Jenkins had been referring to Board Chair Brenda Sheridan, Board Vice-Chair Atoosa Reaser, Ian Serotkin (Blue Ridge District) and Denise Corbo, the at-large member. Ian Prior, a father and executive director at Fight for Schools, previously told Fox News that his organization had compiled all the signatures to mount legal challenges to each of those four board members, although he filed the petition to oust Sheridan on Nov. 9.
Parent Jessica Mendez said during the board meeting’s public comment period: “I used to think that there was no point in speaking at these meetings. There was no point in trying to have a voice because you never seem to listen, anyway. But I had it all wrong. It wasn’t you who needed to hear our voices. It was all those parents, grandparents and neighbors listening at home, horrified at your actions or inactions. They were the ones who needed to hear us, and they were the ones who sign petitions, see you in court.”
Erin Dunbar accused the school board of spending taxpayer money to inculcate “critical theory of the Marxist philosophy.”
“You have activist teachers using to indoctrinate their kids who are at the mercy of their authority,” she said. “That is child abuse. And you have no right to brainwash children into believing that their skin color determines their purpose.”
State school boards associations in both Montana and South Carolina have voted to withdraw from the National School Boards Association, following an inflammatory letter that asked the federal government to weaponize “domestic terrorism” laws against concerned parents.
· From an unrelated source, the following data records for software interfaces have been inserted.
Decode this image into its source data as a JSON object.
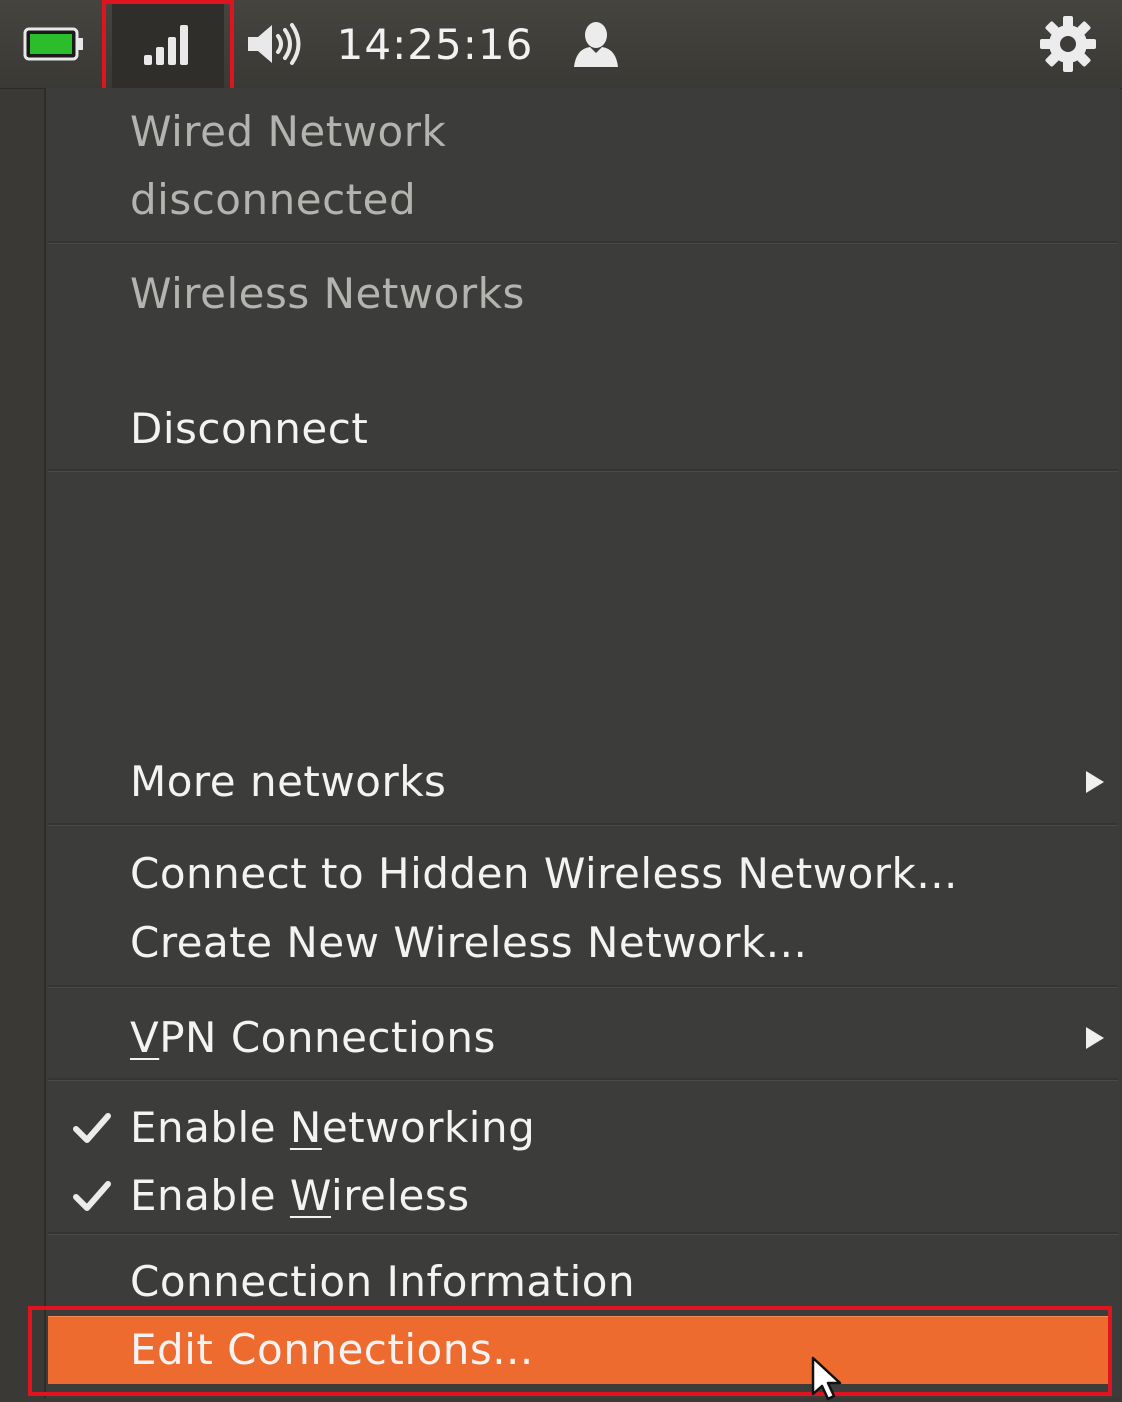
{
  "panel": {
    "battery_icon": "battery-full-icon",
    "network_icon": "network-signal-icon",
    "sound_icon": "speaker-volume-icon",
    "clock": "14:25:16",
    "user_icon": "user-icon",
    "gear_icon": "gear-icon",
    "battery_color": "#2bbd2b",
    "highlight_color": "#e0141e"
  },
  "menu": {
    "wired_title": "Wired Network",
    "wired_status": "disconnected",
    "wireless_header": "Wireless Networks",
    "disconnect": "Disconnect",
    "more_networks": "More networks",
    "connect_hidden": "Connect to Hidden Wireless Network...",
    "create_new": "Create New Wireless Network...",
    "vpn_prefix": "V",
    "vpn_rest": "PN Connections",
    "enable_networking_a": "Enable ",
    "enable_networking_u": "N",
    "enable_networking_b": "etworking",
    "enable_networking_checked": true,
    "enable_wireless_a": "Enable ",
    "enable_wireless_u": "W",
    "enable_wireless_b": "ireless",
    "enable_wireless_checked": true,
    "connection_information": "Connection Information",
    "edit_connections": "Edit Connections...",
    "accent_color": "#ee6b2f"
  }
}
Thirty-five state lawmakers in South Carolina signed a letter on Nov. 1, urging the state chapter to withdraw from the NSBA. Soon after, the South Carolina chapter decried the national organization for the letter, which was crafted in collusion with Team Biden. Although the NSBA apologized for inappropriate language, the organization has not tried to remedy the effects of the letter, according to South Carolina School Boards Association leadership.
“Over the past few weeks, SCSBA leadership has carefully monitored NSBA’s actions, advocating and watching for a clear path forward and affirmative steps to address the damage done in relation to NSBA’s September 29 letter to President Joe Biden,” SCSBA President Cheryl Burgess wrote in a letter. “NSBA has taken few steps to mitigate the negative impact of the letter on many states including South Carolina. On the whole, the Board felt it was in the best interest of SCSBA’s membership to sever ties with NSBA at once.”
The Montana School Boards Association will formally leave the NSBA in July 2022, as the state association already renewed its membership in July of this year. The Montana association specified that its reason for dissociating was the NSBA’s call to mobilize federal agents against parents who questioned school curriculum and policies.
“The final straw was a letter written by the interim CEO and NSBA president in September asking President Joe Biden for federal law enforcement assistance to deal with threats of violence and intimidation over COVID-19 requirements at schools,” the Montana School Boards Association wrote.
23 state school boards associations have now distanced themselves from the National School Boards Association.
6 of those states have discontinued membership because of the NSBA letter to Biden. pic.twitter.com/loauv0TobV
— Corey A. DeAngelis (@DeAngelisCorey) November 8, 2021